Resources Available for Local and State Public Health Officials: Preparing for and Responding to Bombing Events
Guidance for Protecting Responders’ Health Following Aerosol Anthrax Attack
Two New Policies Related to Critical Infrastructure Protection
Earlier this week the White House released two new policies related to critical infrastructure protection and cyber security. The first document is a Presidential Policy Directive #21 on Critical Infrastructure Security and Resilience (PPD-21). It replaces Homeland Security Presidential Directive 7 (HSPD-7), which had served previously as the policy basis for the national critical infrastructure protection enterprise. PPD-21 provides a framework for the Federal Government to work with private sector, State, and local partners to protect our Nation’s critical infrastructure against all hazards. The Executive Order builds on PPD-21 and focuses specifically on the protection of critical infrastructure from cyber threats.
issuing the EO and PPD together, the Administration is taking an
integrated approach that strengthens the security and resilience of
critical infrastructure against all hazards, through an updated and
overarching national framework that acknowledges the increased role of
cybersecurity in securing physical assets and calls for enhanced
information sharing and public-private partnerships.
Ohio Hospitals Prevail During Power Outages
(COLUMBUS, OH)— Despite the power outages in many communities around Ohio caused by the severe thunderstorms on Friday, June 29 and Sunday, July 1, Ohio hospitals were able to continue providing vital health care services to their communities during this state of emergency. Eleven hospitals functioned with generators during the power outage and were able to continue their health care services to patients.

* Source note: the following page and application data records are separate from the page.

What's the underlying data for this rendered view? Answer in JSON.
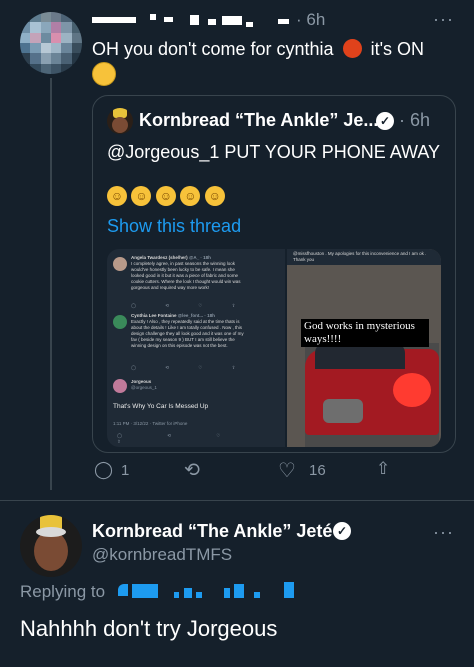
{
  "top_tweet": {
    "time": "· 6h",
    "text_line1": "OH you don't come for cynthia",
    "text_line1_suffix": "it's ON",
    "more_label": "···"
  },
  "quoted_tweet": {
    "author_name": "Kornbread “The Ankle” Je...",
    "time": "· 6h",
    "text": "@Jorgeous_1 PUT YOUR PHONE AWAY",
    "show_thread": "Show this thread",
    "emoji_count": 5
  },
  "left_image": {
    "tweet1_name": "Angela Twardesz (she/her)",
    "tweet1_meta": "@A_ · 18h",
    "tweet1_text": "I completely agree, in past seasons the winning look would've honestly been lucky to be safe. I mean she looked good in it but it was a piece of fabric and some cookie cutters. Where the look I thought would win was gorgeous and required way more work!",
    "tweet2_name": "Cynthia Lee Fontaine",
    "tweet2_meta": "@lee_font... · 18h",
    "tweet2_text": "Exactly ! Also , they repeatedly said at the time thats is about the details ! Like I am totally confused . Now , this design challenge they all look good and it was one of my fav ( beside my season 9 ) BUT I am still believe the winning design on this episode was not the best.",
    "tweet3_name": "Jorgeous",
    "tweet3_handle": "@orgeous_1",
    "tweet3_text": "That's Why Yo Car Is Messed Up",
    "tweet3_meta": "1:11 PM · 3/12/22 · Twitter for iPhone"
  },
  "right_image": {
    "top_text": "@missfhouston . My apologies for this inconvenience and I am ok . Thank you",
    "caption": "God works in mysterious ways!!!!"
  },
  "actions": {
    "reply_count": "1",
    "retweet_count": "",
    "like_count": "16"
  },
  "reply_tweet": {
    "author_name": "Kornbread “The Ankle” Jeté",
    "handle": "@kornbreadTMFS",
    "replying_to": "Replying to",
    "text": "Nahhhh don't try Jorgeous",
    "more_label": "···"
  },
  "colors": {
    "background": "#15202b",
    "accent": "#1d9bf0",
    "muted": "#8b98a5",
    "border": "#38444d"
  }
}
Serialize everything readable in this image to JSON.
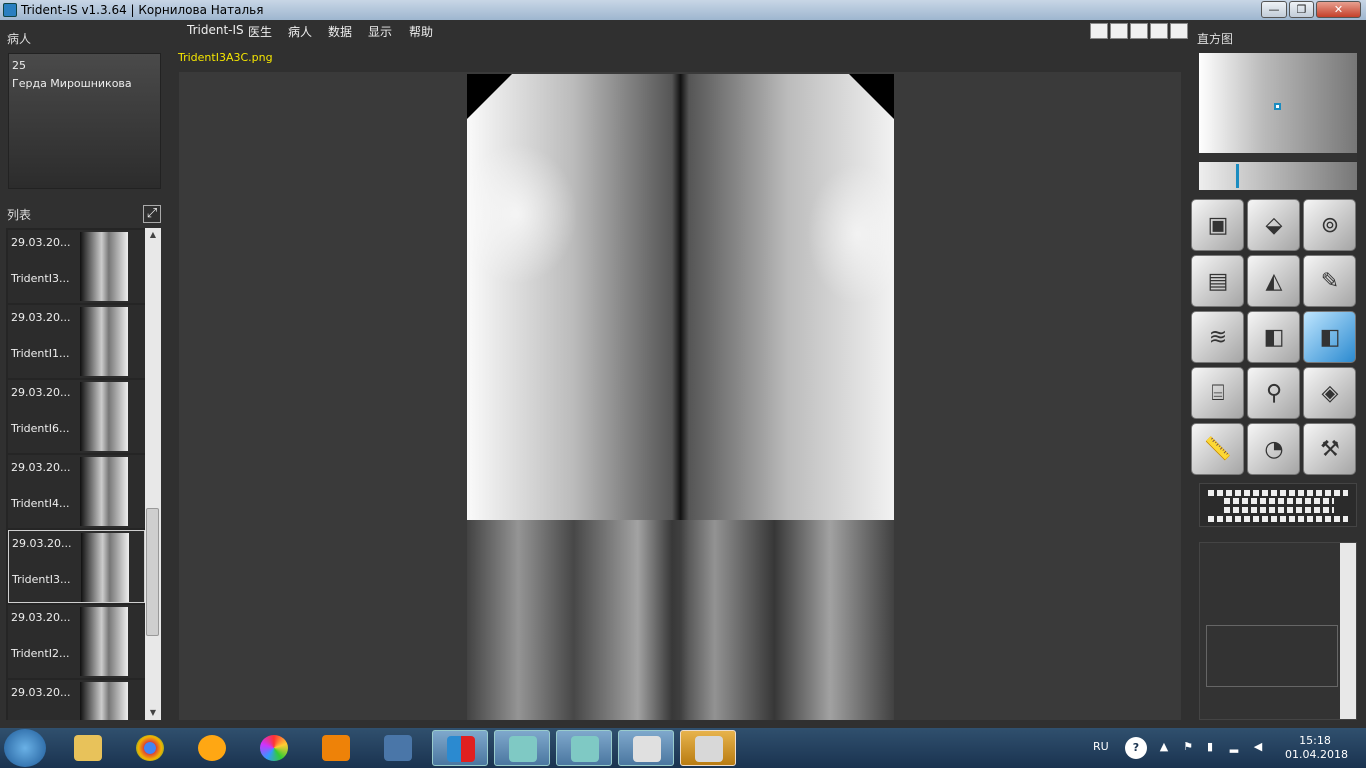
{
  "window": {
    "title": "Trident-IS v1.3.64 |  Корнилова Наталья",
    "minimize": "—",
    "maximize": "❐",
    "close": "✕"
  },
  "patient_panel": {
    "label": "病人",
    "id": "25",
    "name": "Герда Мирошникова"
  },
  "list_panel": {
    "label": "列表",
    "items": [
      {
        "date": "29.03.20...",
        "name": "TridentI3..."
      },
      {
        "date": "29.03.20...",
        "name": "TridentI1..."
      },
      {
        "date": "29.03.20...",
        "name": "TridentI6..."
      },
      {
        "date": "29.03.20...",
        "name": "TridentI4..."
      },
      {
        "date": "29.03.20...",
        "name": "TridentI3..."
      },
      {
        "date": "29.03.20...",
        "name": "TridentI2..."
      },
      {
        "date": "29.03.20...",
        "name": ""
      }
    ],
    "selected_index": 4
  },
  "menu": [
    "Trident-IS",
    "医生",
    "病人",
    "数据",
    "显示",
    "帮助"
  ],
  "viewer": {
    "filename": "TridentI3A3C.png"
  },
  "histogram": {
    "label": "直方图"
  },
  "tools": [
    "crop-icon",
    "eraser-icon",
    "knob-icon",
    "film-icon",
    "fan-icon",
    "pen-icon",
    "texture-icon",
    "cube-icon",
    "cube-blue-icon",
    "cylinder-icon",
    "flashlight-icon",
    "3d-surface-icon",
    "ruler-icon",
    "protractor-icon",
    "implant-icon"
  ],
  "taskbar": {
    "lang": "RU",
    "time": "15:18",
    "date": "01.04.2018"
  }
}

A new report
from the Missouri Hospital Association shares lessons learned by
hospitals responding to an exceptional series of natural disasters in
the state last year, including a catastrophic tornado that struck the

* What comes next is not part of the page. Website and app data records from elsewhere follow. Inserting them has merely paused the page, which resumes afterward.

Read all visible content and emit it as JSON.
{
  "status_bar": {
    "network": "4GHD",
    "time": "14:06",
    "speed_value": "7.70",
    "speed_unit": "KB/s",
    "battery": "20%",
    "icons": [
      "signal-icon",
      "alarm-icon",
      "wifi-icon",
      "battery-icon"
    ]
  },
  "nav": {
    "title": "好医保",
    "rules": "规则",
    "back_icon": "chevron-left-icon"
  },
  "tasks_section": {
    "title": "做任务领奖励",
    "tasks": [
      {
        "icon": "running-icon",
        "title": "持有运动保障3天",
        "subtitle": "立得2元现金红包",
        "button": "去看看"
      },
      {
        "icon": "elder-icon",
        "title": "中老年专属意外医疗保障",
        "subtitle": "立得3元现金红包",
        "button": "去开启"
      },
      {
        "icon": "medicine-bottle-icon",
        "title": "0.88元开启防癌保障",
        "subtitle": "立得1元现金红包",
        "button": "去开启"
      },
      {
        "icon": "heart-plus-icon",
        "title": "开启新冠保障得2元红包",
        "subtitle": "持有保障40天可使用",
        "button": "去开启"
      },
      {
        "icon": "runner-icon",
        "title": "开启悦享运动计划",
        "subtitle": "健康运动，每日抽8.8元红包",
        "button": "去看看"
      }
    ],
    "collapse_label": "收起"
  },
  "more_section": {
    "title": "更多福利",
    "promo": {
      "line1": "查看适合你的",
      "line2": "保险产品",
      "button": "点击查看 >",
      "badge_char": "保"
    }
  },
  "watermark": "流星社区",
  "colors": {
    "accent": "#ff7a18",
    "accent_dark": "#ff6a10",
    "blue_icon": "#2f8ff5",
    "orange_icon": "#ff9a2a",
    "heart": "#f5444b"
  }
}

city of Joplin May 22.
“During storms that brought unprecedented snow, ice, floods and tornadoes to Missouri in 2011, hospitals throughout the state once again demonstrated their ability to serve their communities,” said MHA President and CEO Herb Kuhn. “In times of emergency, communities depend on hospitals for immediate, lifesaving medical assistance. This report demonstrates that Missouri’s hospitals fulfilled that role and more, especially following the Joplin tornado. Sharing the experiences of 2011 will help every hospital prepare for the unexpected.”
The report focuses on nine key areas of hospital and health system preparedness: planning, communications, resources and assets, safety and security, staffing, volunteers, utilities, medical surge and evaluation.
Preparedness and Response to a Rural Mass Casualty Incident
Web site Offers Online Training and Team Lead Support for Contaminate Patient Management and Decontamination Processes
Framework for Improving Ohio's Trauma System
- Overview letter
- Draft version of framework